2012: Diplomacy & Revolution
Monday, March 19, 2012
7:30 a.m. – 12:45 p.m.
The Robert H. Smith Center at Montalto
“Seductiveness of Revolution”
Ambassador Tony Quainton
Ambassador John Limbert
The world today is witnessing domestic political turbulence on a scale not seen since the end of World War Two. Popular discontent, centered on basic issues of quality of life and personal freedom, has already produced revolutionary, if unfinished, change in Egypt, Tunisia, Libya and Yemen, and is having a major impact elsewhere in the Middle East (e.g. Syria, Bahrain). Beyond the Arab world, actual or potential revolutionary instability exists in outh Asia (e.g. Afghanistan, Pakistan, Sri Lanka), sub-Saharan Africa (e.g. South Sudan, Somalia), Latin America (e.g. Venezuela), and Europe (e.g. Serbia/Kosovo). America’s diplomats, from the earliest days of our country’s history, have been called upon to interpret such revolutionary events and develop or influence the U.S. response, from the Place de la Bastille to Tahrir Square.

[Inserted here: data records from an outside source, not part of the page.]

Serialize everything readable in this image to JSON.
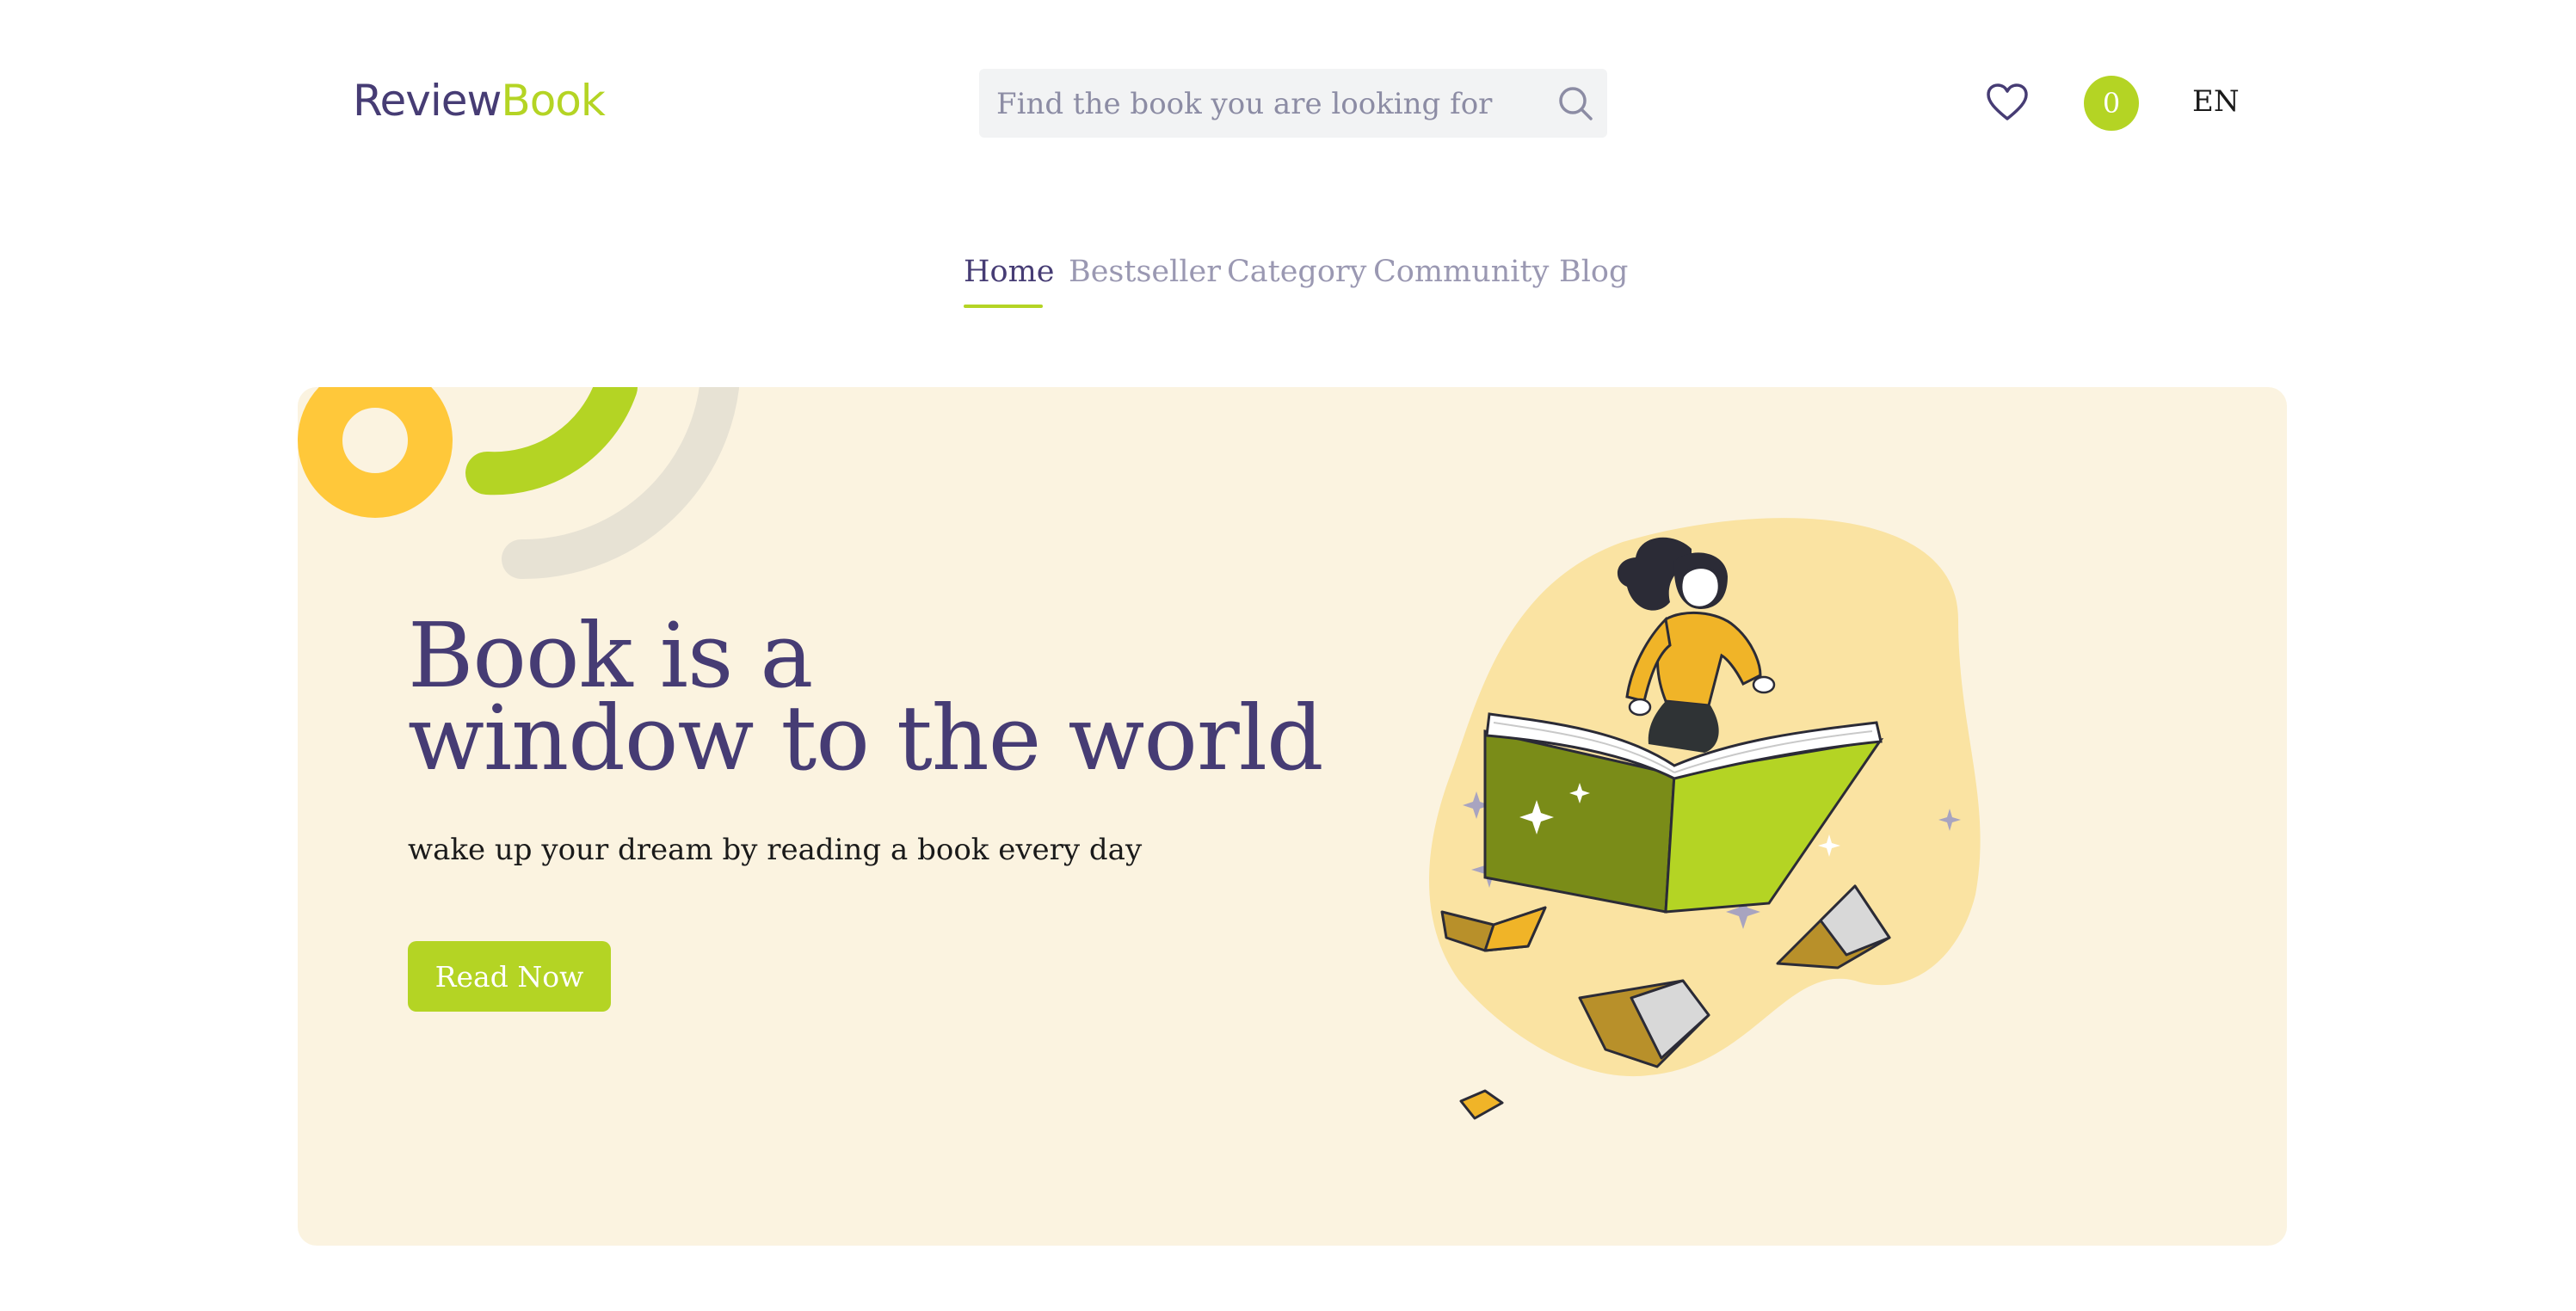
{
  "header": {
    "logo_part1": "Review",
    "logo_part2": "Book",
    "search_placeholder": "Find the book you are looking for",
    "cart_count": "0",
    "language": "EN"
  },
  "nav": {
    "items": [
      "Home",
      "Bestseller",
      "Category",
      "Community",
      "Blog"
    ],
    "active": "Home"
  },
  "hero": {
    "title_line1": "Book is a",
    "title_line2": "window to the world",
    "subtitle": "wake up your dream by reading a book every day",
    "cta_label": "Read Now"
  },
  "colors": {
    "primary": "#463c74",
    "accent": "#b4d424",
    "hero_bg": "#fbf3e0",
    "yellow": "#ffc83a"
  },
  "icons": [
    "search-icon",
    "heart-icon"
  ]
}
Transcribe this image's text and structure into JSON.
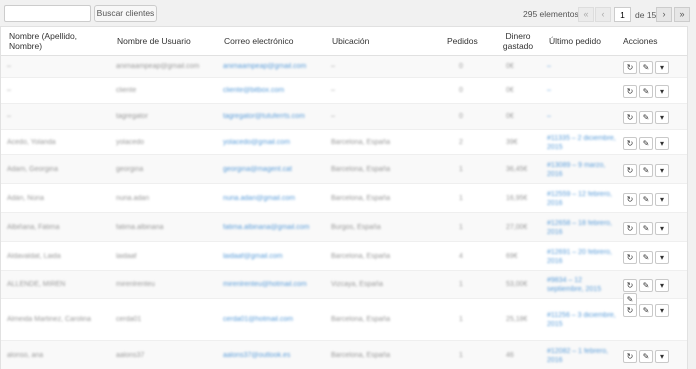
{
  "toolbar": {
    "search_value": "",
    "search_button": "Buscar clientes"
  },
  "pagination": {
    "count": "295 elementos",
    "first": "«",
    "prev": "‹",
    "current": "1",
    "of": "de 15",
    "next": "›",
    "last": "»"
  },
  "columns": [
    "Nombre (Apellido, Nombre)",
    "Nombre de Usuario",
    "Correo electrónico",
    "Ubicación",
    "Pedidos",
    "Dinero gastado",
    "Último pedido",
    "Acciones"
  ],
  "actions": {
    "refresh": "↻",
    "edit": "✎",
    "view": "▾",
    "extra": "✎"
  },
  "rows": [
    {
      "name": "–",
      "user": "animaampeap@gmail.com",
      "email": "animaampeap@gmail.com",
      "location": "–",
      "orders": "0",
      "spent": "0€",
      "last": "–"
    },
    {
      "name": "–",
      "user": "cliente",
      "email": "cliente@bitbox.com",
      "location": "–",
      "orders": "0",
      "spent": "0€",
      "last": "–"
    },
    {
      "name": "–",
      "user": "tagregator",
      "email": "tagregator@tutuferrts.com",
      "location": "–",
      "orders": "0",
      "spent": "0€",
      "last": "–"
    },
    {
      "name": "Acedo, Yolanda",
      "user": "yolacedo",
      "email": "yolacedo@gmail.com",
      "location": "Barcelona, España",
      "orders": "2",
      "spent": "39€",
      "last": "#11335 – 2 diciembre, 2015"
    },
    {
      "name": "Adam, Georgina",
      "user": "georgina",
      "email": "georgina@magent.cat",
      "location": "Barcelona, España",
      "orders": "1",
      "spent": "36,45€",
      "last": "#13089 – 9 marzo, 2016"
    },
    {
      "name": "Adán, Núria",
      "user": "nuria.adan",
      "email": "nuria.adan@gmail.com",
      "location": "Barcelona, España",
      "orders": "1",
      "spent": "16,95€",
      "last": "#12559 – 12 febrero, 2016"
    },
    {
      "name": "Albiñana, Fátima",
      "user": "fatima.albinana",
      "email": "fatima.albinana@gmail.com",
      "location": "Burgos, España",
      "orders": "1",
      "spent": "27,00€",
      "last": "#12658 – 18 febrero, 2016"
    },
    {
      "name": "Aldavaldat, Laida",
      "user": "laidaaf",
      "email": "laidaaf@gmail.com",
      "location": "Barcelona, España",
      "orders": "4",
      "spent": "69€",
      "last": "#12691 – 20 febrero, 2016"
    },
    {
      "name": "ALLENDE, MIREN",
      "user": "mirenlrenteu",
      "email": "mirenlrenteu@hotmail.com",
      "location": "Vizcaya, España",
      "orders": "1",
      "spent": "53,00€",
      "last": "#9834 – 12 septiembre, 2015"
    },
    {
      "name": "Almeida Martinez, Carolina",
      "user": "cerda01",
      "email": "cerda01@hotmail.com",
      "location": "Barcelona, España",
      "orders": "1",
      "spent": "25,18€",
      "last": "#11256 – 3 diciembre, 2015"
    },
    {
      "name": "alonso, ana",
      "user": "aalons37",
      "email": "aalons37@outlook.es",
      "location": "Barcelona, España",
      "orders": "1",
      "spent": "46",
      "last": "#12082 – 1 febrero, 2016"
    }
  ]
}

The goal of the conference, a joint initiative of the American Academy of Diplomacy and the Robert H. Smith International Center for Jefferson Studies, was to investigate in depth the current and future roles and requirements of American diplomats in revolutionary situations. Should diplomats limit their activities on the ground to analyzing events and making recommendations to Washington, or should they also be taking the initiative to engage actively with government officials, opponents, demonstrators, and the wider public? What new tools do diplomats have at their disposal (e.g. social media, personal engagement), and how should they be used? In fluid, revolutionary situations, how to strike a balance between risks and rewards, both to American interests and to the diplomats personally?